Montréal (IRCM) led by Dr. Jean-François Côté, Director
of the Cytoskeletal Organization and Cell Migration research
unit, identified a novel molecular mechanism in the control
of cell motility. Their findings were published online today
in Current Biology, a journal from the Cell Press
group. This scientific breakthrough could eventually lead
to the development of new cancer-treating drugs that could
block the spread of tumours (metastasis).
"As many as
90% of cancer patient deaths are attributable to metastasis, which
explains the importance of understanding the molecular mechanisms
at the basis of this harmful process," says Dr. Côté. "This is
why, over the past few years, we have focused our research on
DOCK180, a protein involved in intracellular signalling networks,
and more particularly on the DOCK180/Rac1 signalling pathway,
which is suspected to be a key mediator of tumour metastasis."
cells that migrate throughout embryonic and adult life to perform
their specialized functions, cancer cells metastasize in order
to lethally spread throughout the body. At a molecular level,
DOCK180 specifically activates the small Rac1 protein, which,
in turn, modifies a cell's shape and promotes cell motility and
invasion. Dr. Côté's team had previously demonstrated in detail
how DOCK180, with the help of its binding partner ELMO, acts on
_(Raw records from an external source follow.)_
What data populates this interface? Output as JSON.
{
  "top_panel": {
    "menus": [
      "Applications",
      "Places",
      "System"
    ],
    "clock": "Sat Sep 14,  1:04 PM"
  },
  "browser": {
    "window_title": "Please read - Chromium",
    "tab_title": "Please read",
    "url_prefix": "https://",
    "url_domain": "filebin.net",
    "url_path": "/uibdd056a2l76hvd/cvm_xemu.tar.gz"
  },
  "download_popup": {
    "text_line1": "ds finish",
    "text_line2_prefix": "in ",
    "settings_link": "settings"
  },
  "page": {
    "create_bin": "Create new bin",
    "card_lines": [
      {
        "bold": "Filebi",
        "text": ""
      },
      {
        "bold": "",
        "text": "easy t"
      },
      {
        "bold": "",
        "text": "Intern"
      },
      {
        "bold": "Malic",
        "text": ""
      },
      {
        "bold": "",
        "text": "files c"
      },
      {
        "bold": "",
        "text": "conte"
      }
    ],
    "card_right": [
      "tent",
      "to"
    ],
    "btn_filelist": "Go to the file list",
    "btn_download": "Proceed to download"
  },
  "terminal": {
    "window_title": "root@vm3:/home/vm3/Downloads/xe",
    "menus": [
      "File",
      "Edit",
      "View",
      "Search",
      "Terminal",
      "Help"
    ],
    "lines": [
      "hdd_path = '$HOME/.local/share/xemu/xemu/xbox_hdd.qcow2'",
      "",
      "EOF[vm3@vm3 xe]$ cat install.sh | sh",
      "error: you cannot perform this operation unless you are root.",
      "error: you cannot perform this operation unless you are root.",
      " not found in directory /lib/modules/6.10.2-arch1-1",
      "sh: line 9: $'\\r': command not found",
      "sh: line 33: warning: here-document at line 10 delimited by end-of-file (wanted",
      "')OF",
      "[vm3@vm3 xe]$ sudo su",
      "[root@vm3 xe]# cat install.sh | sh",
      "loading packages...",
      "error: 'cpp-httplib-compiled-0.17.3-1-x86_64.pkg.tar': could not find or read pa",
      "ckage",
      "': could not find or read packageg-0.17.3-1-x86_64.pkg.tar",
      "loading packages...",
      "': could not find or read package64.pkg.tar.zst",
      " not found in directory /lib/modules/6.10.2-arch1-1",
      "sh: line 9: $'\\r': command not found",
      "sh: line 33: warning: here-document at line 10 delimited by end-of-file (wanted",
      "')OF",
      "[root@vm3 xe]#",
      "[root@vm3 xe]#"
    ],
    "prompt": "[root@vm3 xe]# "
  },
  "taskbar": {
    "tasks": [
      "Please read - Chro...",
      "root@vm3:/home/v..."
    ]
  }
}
Rac1 to promote robust cell migration.
"We knew that
this signalling pathway had to be regulated to prevent uncontrolled
cell migration in normal conditions, but until now, the mechanisms
involved had been eluding us and other scientists," explains Manishha
Patel, a PhD student in Dr. Côté's laboratory and co-author of
the study. "With our recent findings, we demonstrated that the
ELMO protein closes in on itself to enter a repressed state, thus
preventing the activation of the DOCK180/Rac pathway."
identified three regions in ELMO that allow it to toggle between
a closed/inactive and open/active shape," adds Dr. Yoran Margaron,
a postdoctoral fellow in the same research unit and one of the
article's co-authors. "We showed that if we disrupt ELMO's regulatory
feature and maintain the protein in an open state, we can fully
activate the DOCK180/Rac pathway and significantly increase the
migration potential of cells."
next step is to investigate the regulation of ELMO in cancer cells.
Based on their latest findings, they will attempt to maintain
ELMO in a repressed state within cancer cells to prevent metastasis,
which could have a major impact on the development of potential
project was supported by the Canadian Institutes of Health Research
(CIHR) and the Canadian Foundation for Innovation (CFI). Other
collaborators for this study include Nadine Fradet, Qi Yang and
Brian Wilkes from the IRCM, as well as Dr. Michel Bouvier from
the Institut de recherche en immunologie et en cancérologie (IRIC),
and Dr. Kay Hoffman from Miltenyi Biotec in Germany.
Institut de recherches cliniques
For more information,
please refer to the online article published by Current Biology.
Evolutionarily Conserved Autoinhibitory Molecular Switch in ELMO
Proteins Regulates Rac Signaling